▶ _The problem_
Give the data below again exactly, and drop each picture from it.

• • •

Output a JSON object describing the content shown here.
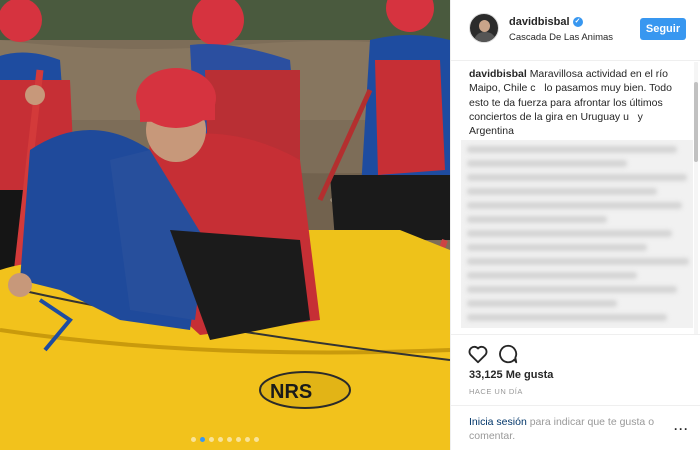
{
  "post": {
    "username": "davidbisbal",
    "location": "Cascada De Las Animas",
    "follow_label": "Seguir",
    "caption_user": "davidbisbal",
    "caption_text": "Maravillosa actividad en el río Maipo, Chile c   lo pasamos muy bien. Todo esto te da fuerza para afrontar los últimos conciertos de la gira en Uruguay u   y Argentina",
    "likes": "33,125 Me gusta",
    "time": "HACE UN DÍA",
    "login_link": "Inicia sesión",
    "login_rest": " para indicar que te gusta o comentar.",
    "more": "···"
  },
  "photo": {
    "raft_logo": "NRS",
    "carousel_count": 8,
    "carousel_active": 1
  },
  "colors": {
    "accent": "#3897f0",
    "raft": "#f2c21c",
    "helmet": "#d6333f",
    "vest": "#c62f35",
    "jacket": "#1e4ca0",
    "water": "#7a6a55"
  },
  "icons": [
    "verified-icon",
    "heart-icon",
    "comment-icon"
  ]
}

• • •

▶ _Solution for this task_
Output a JSON object describing the content shown here.
{
  "post": {
    "username": "davidbisbal",
    "location": "Cascada De Las Animas",
    "follow_label": "Seguir",
    "caption_user": "davidbisbal",
    "caption_text": "Maravillosa actividad en el río Maipo, Chile c   lo pasamos muy bien. Todo esto te da fuerza para afrontar los últimos conciertos de la gira en Uruguay u   y Argentina",
    "likes": "33,125 Me gusta",
    "time": "HACE UN DÍA",
    "login_link": "Inicia sesión",
    "login_rest": " para indicar que te gusta o comentar.",
    "more": "···"
  },
  "photo": {
    "raft_logo": "NRS",
    "carousel_count": 8,
    "carousel_active": 1
  },
  "colors": {
    "accent": "#3897f0",
    "raft": "#f2c21c",
    "helmet": "#d6333f",
    "vest": "#c62f35",
    "jacket": "#1e4ca0",
    "water": "#7a6a55"
  },
  "icons": [
    "verified-icon",
    "heart-icon",
    "comment-icon"
  ]
}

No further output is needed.